* **What the exercise asks**:
Show all lines from the listing below that contain "JSON".

* **Excerpted records**:
-- Opening Marker --
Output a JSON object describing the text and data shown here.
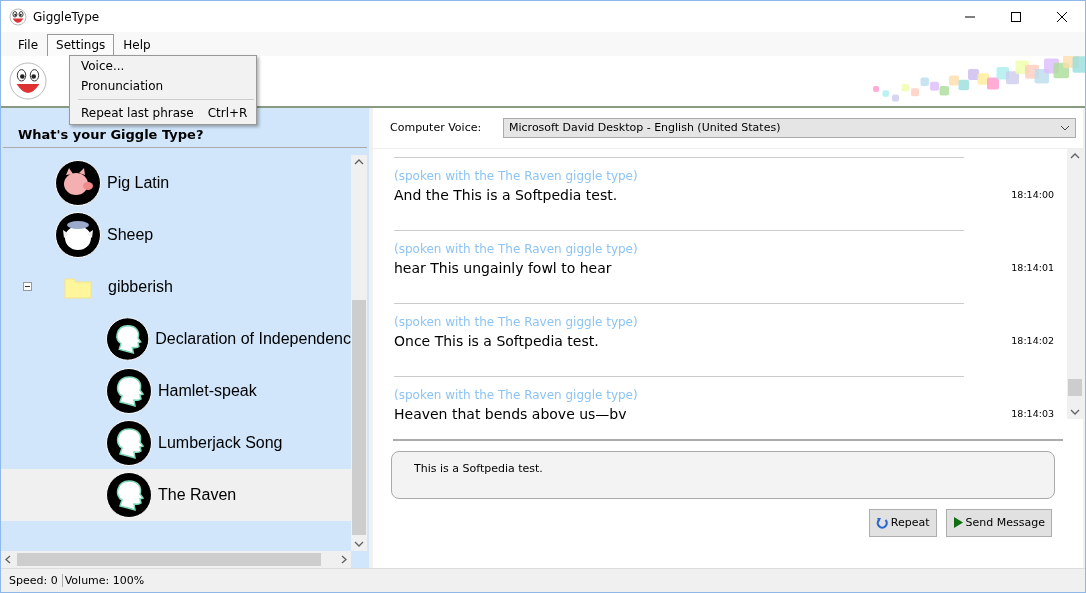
{
  "window": {
    "title": "GiggleType"
  },
  "menu": [
    {
      "label": "File",
      "selected": false
    },
    {
      "label": "Settings",
      "selected": true
    },
    {
      "label": "Help",
      "selected": false
    }
  ],
  "open_menu": [
    {
      "kind": "item",
      "label": "Voice..."
    },
    {
      "kind": "item",
      "label": "Pronunciation"
    },
    {
      "kind": "separator"
    },
    {
      "kind": "item",
      "label": "Repeat last phrase",
      "shortcut": "Ctrl+R"
    }
  ],
  "sidebar": {
    "heading": "What's your Giggle Type?",
    "tree": [
      {
        "kind": "pig",
        "label": "Pig Latin",
        "selected": false
      },
      {
        "kind": "sheep",
        "label": "Sheep",
        "selected": false
      },
      {
        "kind": "folder",
        "label": "gibberish",
        "selected": false,
        "expanded": true,
        "children": [
          {
            "kind": "head",
            "label": "Declaration of Independenc",
            "selected": false
          },
          {
            "kind": "head",
            "label": "Hamlet-speak",
            "selected": false
          },
          {
            "kind": "head",
            "label": "Lumberjack Song",
            "selected": false
          },
          {
            "kind": "head",
            "label": "The Raven",
            "selected": true
          }
        ]
      }
    ]
  },
  "voice": {
    "label": "Computer Voice:",
    "value": "Microsoft David Desktop - English (United States)"
  },
  "messages": [
    {
      "note": "(spoken with the The Raven giggle type)",
      "text": "And the This is a Softpedia test.",
      "time": "18:14:00"
    },
    {
      "note": "(spoken with the The Raven giggle type)",
      "text": "hear This ungainly fowl to hear",
      "time": "18:14:01"
    },
    {
      "note": "(spoken with the The Raven giggle type)",
      "text": "Once This is a Softpedia test.",
      "time": "18:14:02"
    },
    {
      "note": "(spoken with the The Raven giggle type)",
      "text": "Heaven that bends above us—bv",
      "time": "18:14:03"
    }
  ],
  "input": {
    "value": "This is a Softpedia test."
  },
  "buttons": [
    {
      "kind": "repeat",
      "label": "Repeat"
    },
    {
      "kind": "send",
      "label": "Send Message"
    }
  ],
  "status_bar": [
    "Speed: 0",
    "Volume: 100%"
  ]
}
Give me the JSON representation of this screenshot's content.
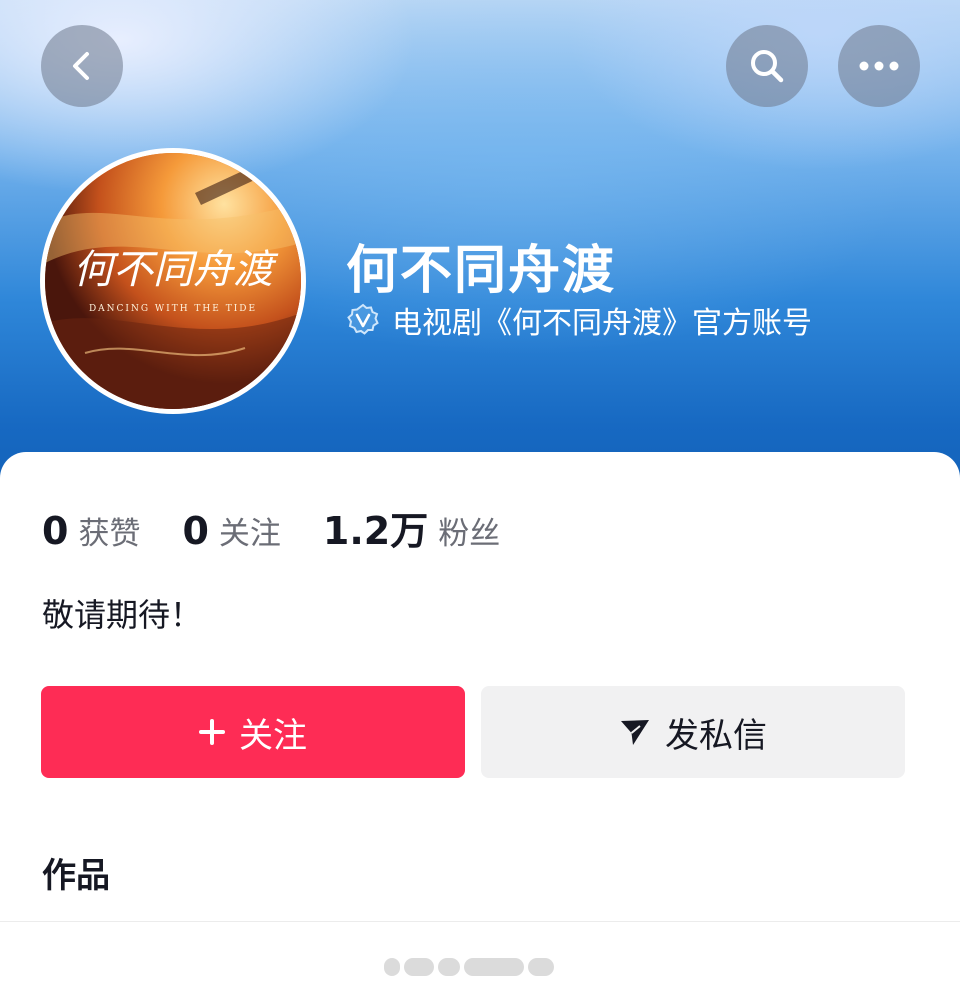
{
  "header": {
    "back_icon": "chevron-left-icon",
    "search_icon": "search-icon",
    "more_icon": "more-horizontal-icon"
  },
  "profile": {
    "name": "何不同舟渡",
    "verification_icon": "verified-badge-icon",
    "verification_text": "电视剧《何不同舟渡》官方账号",
    "avatar_title": "何不同舟渡",
    "avatar_subtitle": "DANCING WITH THE TIDE"
  },
  "stats": [
    {
      "value": "0",
      "label": "获赞"
    },
    {
      "value": "0",
      "label": "关注"
    },
    {
      "value": "1.2万",
      "label": "粉丝"
    }
  ],
  "bio": "敬请期待！",
  "actions": {
    "follow_icon": "plus-icon",
    "follow_label": "关注",
    "message_icon": "send-icon",
    "message_label": "发私信"
  },
  "works": {
    "title": "作品"
  },
  "colors": {
    "follow_button": "#fe2c55",
    "message_button": "#f1f1f2",
    "header_blue": "#1769c2"
  }
}
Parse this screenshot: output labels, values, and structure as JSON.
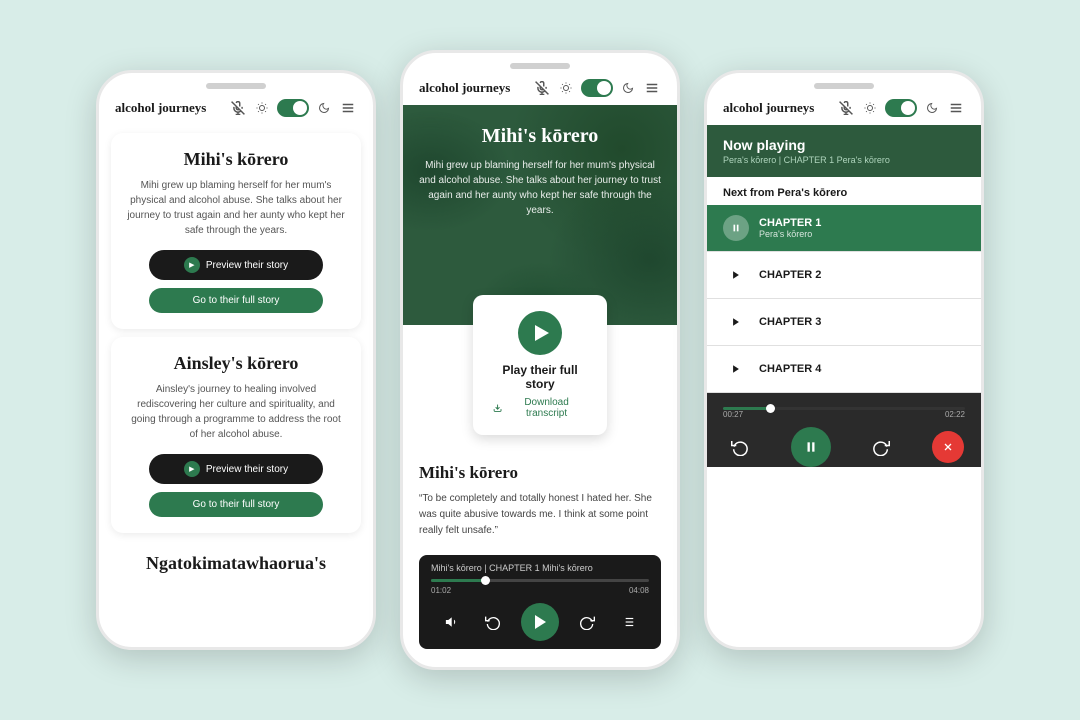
{
  "app": {
    "brand": "alcohol\njourneys",
    "toggle_on": true
  },
  "phone1": {
    "header": {
      "brand": "alcohol\njourneys"
    },
    "cards": [
      {
        "title": "Mihi's kōrero",
        "description": "Mihi grew up blaming herself for her mum's physical and alcohol abuse. She talks about her journey to trust again and her aunty who kept her safe through the years.",
        "btn_preview": "Preview their story",
        "btn_full": "Go to their full story"
      },
      {
        "title": "Ainsley's kōrero",
        "description": "Ainsley's journey to healing involved rediscovering her culture and spirituality, and going through a programme to address the root of her alcohol abuse.",
        "btn_preview": "Preview their story",
        "btn_full": "Go to their full story"
      }
    ],
    "partial_title": "Ngatokimatawhaorua's"
  },
  "phone2": {
    "header": {
      "brand": "alcohol\njourneys"
    },
    "hero": {
      "title": "Mihi's kōrero",
      "description": "Mihi grew up blaming herself for her mum's physical and alcohol abuse. She talks about her journey to trust again and her aunty who kept her safe through the years."
    },
    "play_card": {
      "title": "Play their full story",
      "download": "Download transcript"
    },
    "section": {
      "title": "Mihi's kōrero",
      "quote": "“To be completely and totally honest I hated her. She was quite abusive towards me. I think at some point really felt unsafe.”"
    },
    "player": {
      "track": "Mihi's kōrero | CHAPTER 1 Mihi's kōrero",
      "time_current": "01:02",
      "time_total": "04:08",
      "progress_pct": 25
    }
  },
  "phone3": {
    "header": {
      "brand": "alcohol\njourneys"
    },
    "now_playing": {
      "label": "Now playing",
      "track": "Pera's kōrero | CHAPTER 1 Pera's kōrero"
    },
    "next_label": "Next from Pera's kōrero",
    "chapters": [
      {
        "id": 1,
        "label": "CHAPTER 1",
        "sublabel": "Pera's kōrero",
        "active": true,
        "icon": "pause"
      },
      {
        "id": 2,
        "label": "CHAPTER 2",
        "sublabel": "",
        "active": false,
        "icon": "play"
      },
      {
        "id": 3,
        "label": "CHAPTER 3",
        "sublabel": "",
        "active": false,
        "icon": "play"
      },
      {
        "id": 4,
        "label": "CHAPTER 4",
        "sublabel": "",
        "active": false,
        "icon": "play"
      }
    ],
    "player": {
      "time_current": "00:27",
      "time_total": "02:22",
      "progress_pct": 20
    }
  }
}
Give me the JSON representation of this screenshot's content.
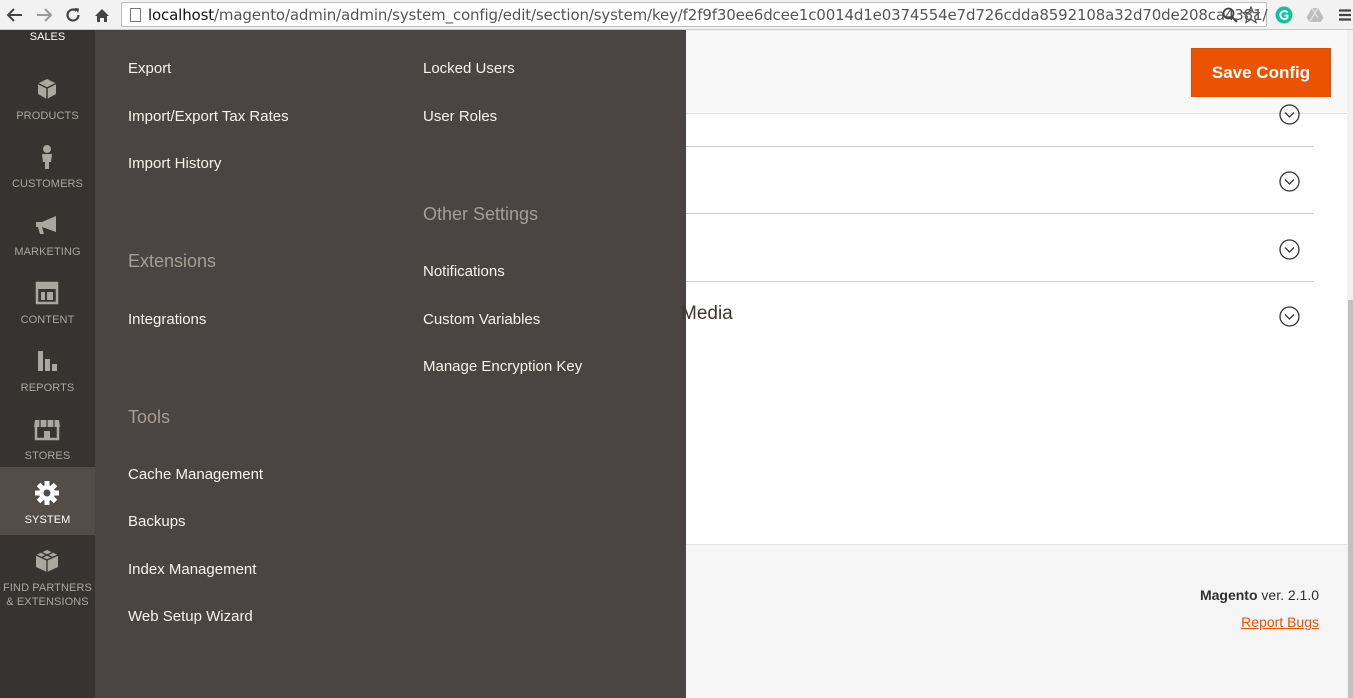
{
  "browser": {
    "url_host": "localhost",
    "url_path": "/magento/admin/admin/system_config/edit/section/system/key/f2f9f30ee6dcee1c0014d1e0374554e7d726cdda8592108a32d70de208ca4381/"
  },
  "sidebar": {
    "sales_label": "SALES",
    "items": [
      {
        "label": "PRODUCTS",
        "icon": "cube-icon"
      },
      {
        "label": "CUSTOMERS",
        "icon": "person-icon"
      },
      {
        "label": "MARKETING",
        "icon": "megaphone-icon"
      },
      {
        "label": "CONTENT",
        "icon": "layout-icon"
      },
      {
        "label": "REPORTS",
        "icon": "bar-chart-icon"
      },
      {
        "label": "STORES",
        "icon": "storefront-icon"
      },
      {
        "label": "SYSTEM",
        "icon": "gear-icon",
        "active": true
      },
      {
        "label": "FIND PARTNERS",
        "label2": "& EXTENSIONS",
        "icon": "blocks-icon"
      }
    ]
  },
  "flyout": {
    "col1": {
      "export": "Export",
      "import_export_tax": "Import/Export Tax Rates",
      "import_history": "Import History",
      "extensions_heading": "Extensions",
      "integrations": "Integrations",
      "tools_heading": "Tools",
      "cache_management": "Cache Management",
      "backups": "Backups",
      "index_management": "Index Management",
      "web_setup_wizard": "Web Setup Wizard"
    },
    "col2": {
      "locked_users": "Locked Users",
      "user_roles": "User Roles",
      "other_settings_heading": "Other Settings",
      "notifications": "Notifications",
      "custom_variables": "Custom Variables",
      "manage_encryption_key": "Manage Encryption Key"
    }
  },
  "header": {
    "save_label": "Save Config"
  },
  "sections": {
    "media_title": "Media"
  },
  "footer": {
    "brand": "Magento",
    "version": " ver. 2.1.0",
    "report_bugs": "Report Bugs"
  },
  "colors": {
    "accent": "#eb5202",
    "sidebar_bg": "#373330",
    "flyout_bg": "#4a4542"
  }
}
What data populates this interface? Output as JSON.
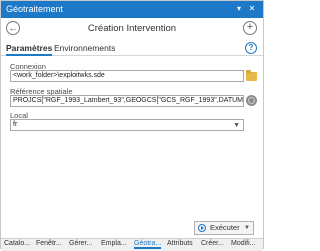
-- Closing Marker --
* **Solution to this exercise**:
Output a JSON object describing the text and data shown here.
Give me the JSON representation of this screenshot's content.
Parse this screenshot: output labels, values, and structure as JSON.
Give me the JSON representation of this screenshot's content.
What data populates this interface? Output as JSON.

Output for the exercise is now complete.